Brahma Bull the Western Mountain Cur—Courtesy of Groaner's Kennels
The Western Mountain Cur is bred for its working ability. They tend to resemble their stock dog and mastiff/bull dog ancestors more than their hound and terrier ancestry compared to other cur types.
The Western Mountain Cur is a rugged, working dog that has good tree instincts. It is loud mouth but silent on track, and makes an excellent all round farm dog. A lot of times they are hunted from or worked with horses or mules. This is not a submissive, easygoing dog. It is a serious game dog with the toughness and courage to confront a very angry, very large cat, these Curs have learned to be decisive and dauntless. It is typically used as stock dogs, guards, and predator and varmint hunting dogs. It has good tree instincts is loud mouth but silent on track, and make excellent all round farm dogs. It can be used as a cow dog that rounds up, leads, and catches cattle. It is a predator dog that fights, catches, kills and keeps predators away. As a tree dog on trails, trees, and kills varmints. As a Hog dog that trails, bays up, and catches wild boar and as a ranch dog watching over the ranch, farm (or camp) and family. It has a strong desire to please its master. Very protective of the property and family; without an owner who is more dominant than itself, it can become over-protective. The Western Mountain Cur is noted for his courage. The objective in training this dog is to achieve pack leader status. It is a natural instinct for a dog to have an order in its pack. When we humans live with dogs, we become their pack. The entire pack cooperates under a single leader. Lines are clearly defined and rules are set. Because a dog communicates his displeasure with growling and eventually biting, all other humans MUST be higher up in the order than the dog. The humans must be the ones making the decisions, not the dogs. That is the only way your relationship with your dog can be a complete success.
Height: 20 - 30 inches (50 - 76 cm)
Weight: Females 45 - 60 pounds (20 - 27 kg) Males 50 - 75 pounds (22 - 34 kg)
Western Mountain Curs in general are usually larger than a lot of other cur types.
The Western Mountain Cur is not recommended for apartment life. It is bred for work and will be happiest with a job to do. They are not ideal for suburbia, where there is no call to work.
The Western Mountain Cur is a very active working dog that needs a lot of daily exercise. When not hunting, it needs to be taken on a daily, long, brisk walk or jog. While out on the walk the dog must be made to heel beside or behind the person holding the lead, as in a dog's mind the leader leads the way, and that leader needs to be the human. In addition, it will benefit from a large, safe area where it can run free. This breed enjoys outdoor activities and sports.
The short hair of the Western Mountain Cur is easy to groom. Occasionally comb and brush to remove dead and loose hair. Bathe only when necessary as bathing can dry out the skin, causing skin problems.
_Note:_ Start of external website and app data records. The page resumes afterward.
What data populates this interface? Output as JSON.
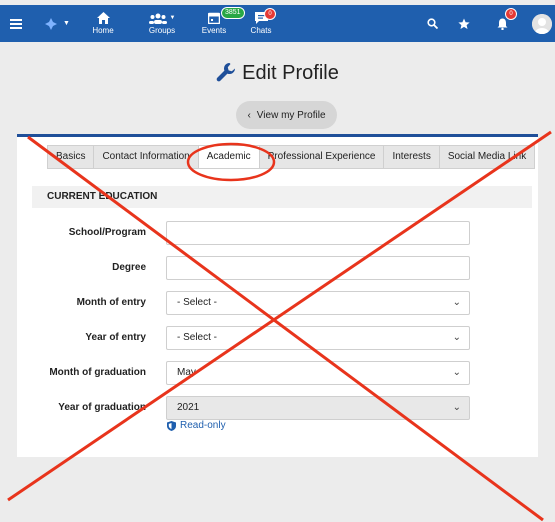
{
  "header": {
    "nav_items": [
      {
        "icon": "home-icon",
        "label": "Home"
      },
      {
        "icon": "groups-icon",
        "label": "Groups"
      },
      {
        "icon": "calendar-icon",
        "label": "Events",
        "count": "3851"
      },
      {
        "icon": "chat-icon",
        "label": "Chats",
        "badge": "0"
      }
    ],
    "notification_badge": "0",
    "accent_color": "#1f5fae"
  },
  "page": {
    "title": "Edit Profile",
    "view_profile_label": "View my Profile"
  },
  "tabs": [
    {
      "label": "Basics",
      "active": false
    },
    {
      "label": "Contact Information",
      "active": false
    },
    {
      "label": "Academic",
      "active": true
    },
    {
      "label": "Professional Experience",
      "active": false
    },
    {
      "label": "Interests",
      "active": false
    },
    {
      "label": "Social Media Link",
      "active": false
    }
  ],
  "form": {
    "section_title": "CURRENT EDUCATION",
    "fields": {
      "school": {
        "label": "School/Program",
        "value": ""
      },
      "degree": {
        "label": "Degree",
        "value": ""
      },
      "month_entry": {
        "label": "Month of entry",
        "value": "- Select -"
      },
      "year_entry": {
        "label": "Year of entry",
        "value": "- Select -"
      },
      "month_grad": {
        "label": "Month of graduation",
        "value": "May"
      },
      "year_grad": {
        "label": "Year of graduation",
        "value": "2021"
      }
    },
    "readonly_label": "Read-only"
  },
  "annotation_color": "#e8341c"
}
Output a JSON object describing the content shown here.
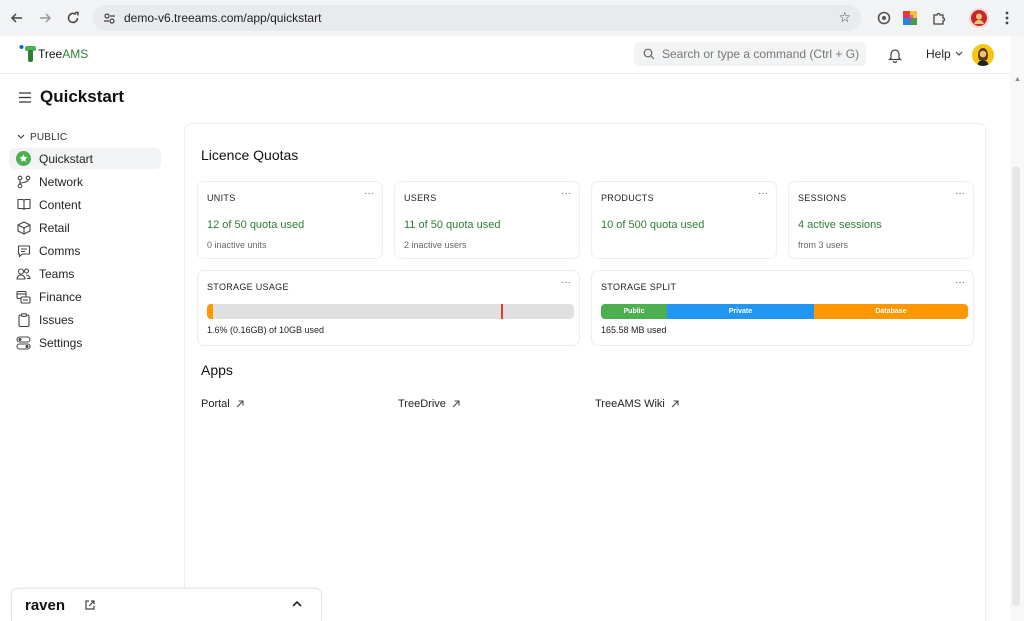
{
  "browser": {
    "url": "demo-v6.treeams.com/app/quickstart"
  },
  "app": {
    "logo_text_tree": "Tree",
    "logo_text_ams": "AMS",
    "search_placeholder": "Search or type a command (Ctrl + G)",
    "help_label": "Help"
  },
  "page": {
    "title": "Quickstart"
  },
  "sidebar": {
    "section_label": "PUBLIC",
    "items": [
      {
        "label": "Quickstart",
        "icon": "star-badge-icon",
        "active": true
      },
      {
        "label": "Network",
        "icon": "network-icon",
        "active": false
      },
      {
        "label": "Content",
        "icon": "book-icon",
        "active": false
      },
      {
        "label": "Retail",
        "icon": "box-icon",
        "active": false
      },
      {
        "label": "Comms",
        "icon": "message-icon",
        "active": false
      },
      {
        "label": "Teams",
        "icon": "users-icon",
        "active": false
      },
      {
        "label": "Finance",
        "icon": "finance-icon",
        "active": false
      },
      {
        "label": "Issues",
        "icon": "clipboard-icon",
        "active": false
      },
      {
        "label": "Settings",
        "icon": "toggles-icon",
        "active": false
      }
    ]
  },
  "quotas": {
    "heading": "Licence Quotas",
    "cards": [
      {
        "title": "UNITS",
        "main": "12 of 50 quota used",
        "sub": "0 inactive units"
      },
      {
        "title": "USERS",
        "main": "11 of 50 quota used",
        "sub": "2 inactive users"
      },
      {
        "title": "PRODUCTS",
        "main": "10 of 500 quota used",
        "sub": ""
      },
      {
        "title": "SESSIONS",
        "main": "4 active sessions",
        "sub": "from 3 users"
      }
    ],
    "more_label": "···",
    "storage_usage": {
      "title": "STORAGE USAGE",
      "summary": "1.6% (0.16GB) of 10GB used",
      "fill_fraction": 0.016,
      "marker_fraction": 0.8,
      "fill_color": "#ff9800",
      "marker_color": "#e53935"
    },
    "storage_split": {
      "title": "STORAGE SPLIT",
      "total": "165.58 MB used",
      "segments": [
        {
          "label": "Public",
          "fraction": 0.18,
          "color": "#4caf50"
        },
        {
          "label": "Private",
          "fraction": 0.4,
          "color": "#2196f3"
        },
        {
          "label": "Database",
          "fraction": 0.42,
          "color": "#ff9800"
        }
      ]
    }
  },
  "apps": {
    "heading": "Apps",
    "links": [
      {
        "label": "Portal"
      },
      {
        "label": "TreeDrive"
      },
      {
        "label": "TreeAMS Wiki"
      }
    ]
  },
  "raven": {
    "label": "raven"
  },
  "colors": {
    "accent_green": "#2e7d32",
    "active_icon_green": "#4caf50"
  }
}
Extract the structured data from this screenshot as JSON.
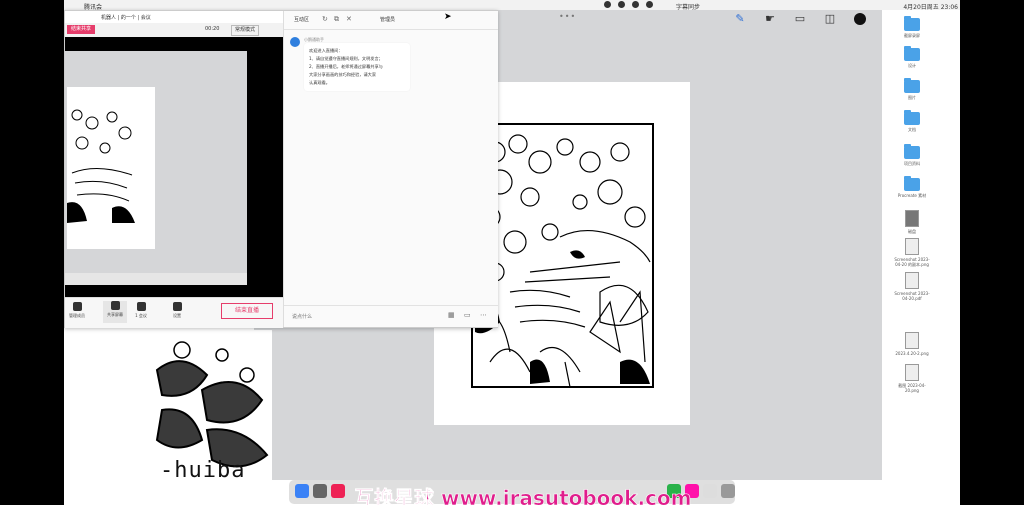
{
  "menubar": {
    "app_name": "腾讯会",
    "speaker": "字幕同步",
    "clock": "4月20日周五 23:06"
  },
  "meeting": {
    "window_title": "机器人 | 的一个 | 会议",
    "end_share_label": "结束共享",
    "timer": "00:20",
    "mode_select": "常规模式",
    "toolbar": [
      {
        "label": "管理成员",
        "icon": "participants-icon"
      },
      {
        "label": "共享屏幕",
        "icon": "screen-share-icon"
      },
      {
        "label": "1 会议",
        "icon": "meeting-icon"
      },
      {
        "label": "设置",
        "icon": "settings-icon"
      }
    ],
    "end_live_label": "结束直播"
  },
  "chat": {
    "tab_interact": "互动区",
    "tab_manage": "管理员",
    "sender": "小鹅通助手",
    "message_lines": [
      "欢迎进入直播间：",
      "1、请自觉遵守直播间规则，文明发言；",
      "2、直播开播后，老师将通过屏幕共享与",
      "大家分享画画的技巧和经验，请大家",
      "认真观看。"
    ],
    "input_placeholder": "说点什么"
  },
  "drawapp": {
    "dots": "•••"
  },
  "desktop_icons": [
    {
      "type": "folder",
      "label": "截屏录屏"
    },
    {
      "type": "folder",
      "label": "设计"
    },
    {
      "type": "folder",
      "label": "图片"
    },
    {
      "type": "folder",
      "label": "文档"
    },
    {
      "type": "folder",
      "label": "项目资料"
    },
    {
      "type": "folder",
      "label": "Procreate 素材"
    },
    {
      "type": "file",
      "label": "磁盘"
    },
    {
      "type": "file",
      "label": "Screenshot 2023-04-20 的副本.png"
    },
    {
      "type": "file",
      "label": "Screenshot 2023-04-20.pdf"
    },
    {
      "type": "file",
      "label": "2023.4.20-2.png"
    },
    {
      "type": "file",
      "label": "截图 2023-04-20.png"
    }
  ],
  "sticker_text": "-huiba",
  "watermark": "互换星球 www.irasutobook.com"
}
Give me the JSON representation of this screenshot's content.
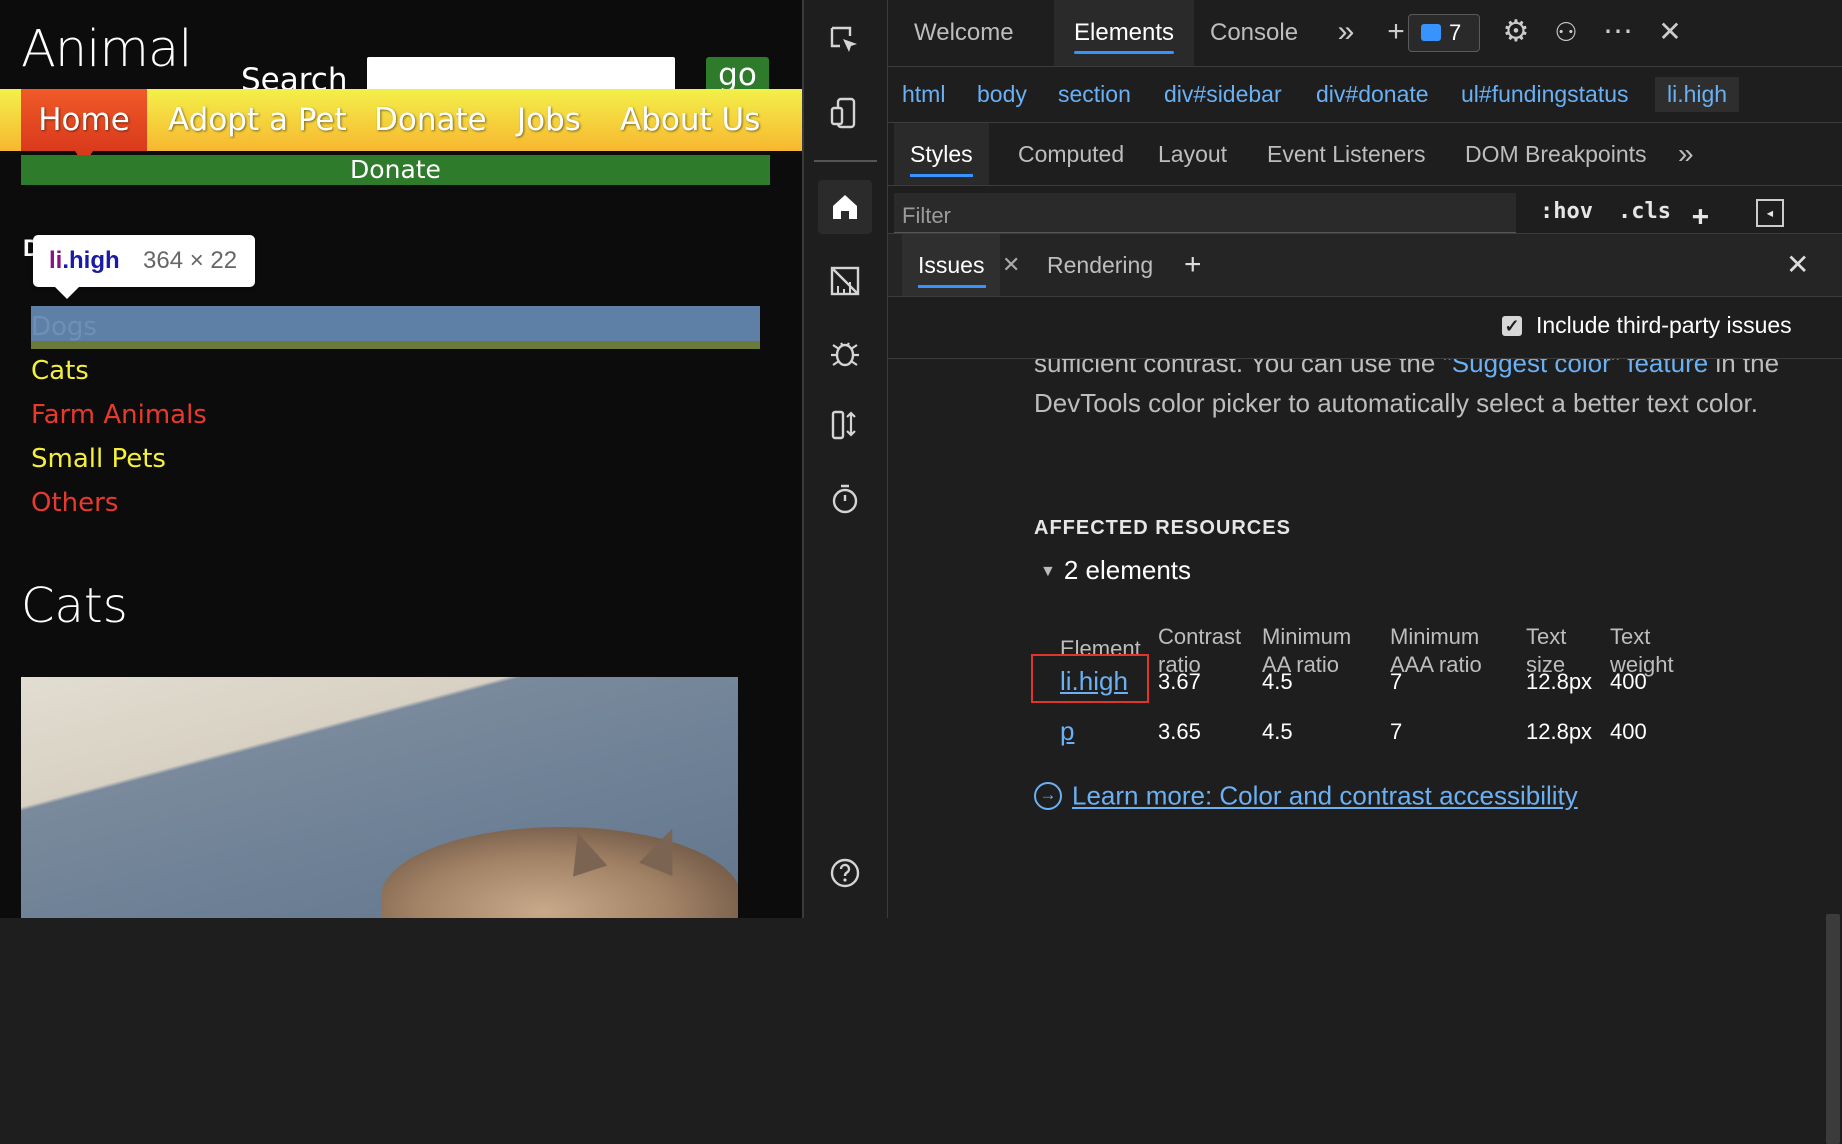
{
  "site": {
    "title": "Animal",
    "search_label": "Search",
    "search_value": "",
    "go_label": "go",
    "nav": [
      "Home",
      "Adopt a Pet",
      "Donate",
      "Jobs",
      "About Us"
    ],
    "donate_bar": "Donate",
    "sidebar_letter": "D",
    "tooltip_tag": "li",
    "tooltip_class": ".high",
    "tooltip_size": "364 × 22",
    "funding_items": [
      {
        "label": "Dogs",
        "color": "#6e8fb8"
      },
      {
        "label": "Cats",
        "color": "#f6ef3b"
      },
      {
        "label": "Farm Animals",
        "color": "#e8392c"
      },
      {
        "label": "Small Pets",
        "color": "#f6ef3b"
      },
      {
        "label": "Others",
        "color": "#e8392c"
      }
    ],
    "section_heading": "Cats"
  },
  "devtools": {
    "activity_icons": [
      "inspect-icon",
      "device-emulation-icon",
      "home-icon",
      "network-icon",
      "bug-icon",
      "performance-icon",
      "timer-icon",
      "help-icon"
    ],
    "main_tabs": [
      "Welcome",
      "Elements",
      "Console"
    ],
    "issues_count": "7",
    "breadcrumb": [
      "html",
      "body",
      "section",
      "div#sidebar",
      "div#donate",
      "ul#fundingstatus",
      "li.high"
    ],
    "sub_tabs": [
      "Styles",
      "Computed",
      "Layout",
      "Event Listeners",
      "DOM Breakpoints"
    ],
    "filter_placeholder": "Filter",
    "filter_tools": [
      ":hov",
      ".cls",
      "+"
    ],
    "drawer_tabs": [
      "Issues",
      "Rendering"
    ],
    "include_third_party": "Include third-party issues",
    "description_before": "sufficient contrast. You can use the ",
    "description_link": "\"Suggest color\" feature",
    "description_after": " in the DevTools color picker to automatically select a better text color.",
    "affected_heading": "AFFECTED RESOURCES",
    "elements_count": "2 elements",
    "table_headers": [
      [
        "Element"
      ],
      [
        "Contrast",
        "ratio"
      ],
      [
        "Minimum",
        "AA ratio"
      ],
      [
        "Minimum",
        "AAA ratio"
      ],
      [
        "Text",
        "size"
      ],
      [
        "Text",
        "weight"
      ]
    ],
    "rows": [
      {
        "element": "li.high",
        "contrast": "3.67",
        "aa": "4.5",
        "aaa": "7",
        "size": "12.8px",
        "weight": "400"
      },
      {
        "element": "p",
        "contrast": "3.65",
        "aa": "4.5",
        "aaa": "7",
        "size": "12.8px",
        "weight": "400"
      }
    ],
    "learn_more": "Learn more: Color and contrast accessibility"
  }
}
Keep the ear canal free of excess hair and the toenails clipped.
This type of dog has been in the West since the settlers moved here in the 1700s. These dogs are being preserved in the original form and can be pretty different from the other "types" of Mountain Cur. This breed of dog is a favorite among cowboys and ranchers who and will always stay this way. Originally more associated with cattle work than hunting, but the breed needs to be capable of both. The name is given to dogs being bred and used for all their old hunting and ranch work abilities, not just a specific target game, like squirrel or coon or hog. There's no official breed association yet for the Western Mountain Dog but is instead an informal name for working ranch dogs still in the mountains, many outside of the breed registries or formal pedigrees. Most people with these Western dogs don’t see the use in papers for a working dog. So long as the blood is good and the dog does its job. Many breeders believe that the modern breed as a whole is too far removed from the original type, and continue to breed the pure old type. The breeding stock of these dogs goes back to the dogs originating in the Southern Mountains and specialized in the West and hasn’t changed much at all over the past 250 or so years. There are people who have had these dogs for 7+ generations, and can trace back to when their families came over to the West with their Mountain Curs from the South.
Speck the Western Mountain Cur at 11 months old—Courtesy of Groaner's Kennels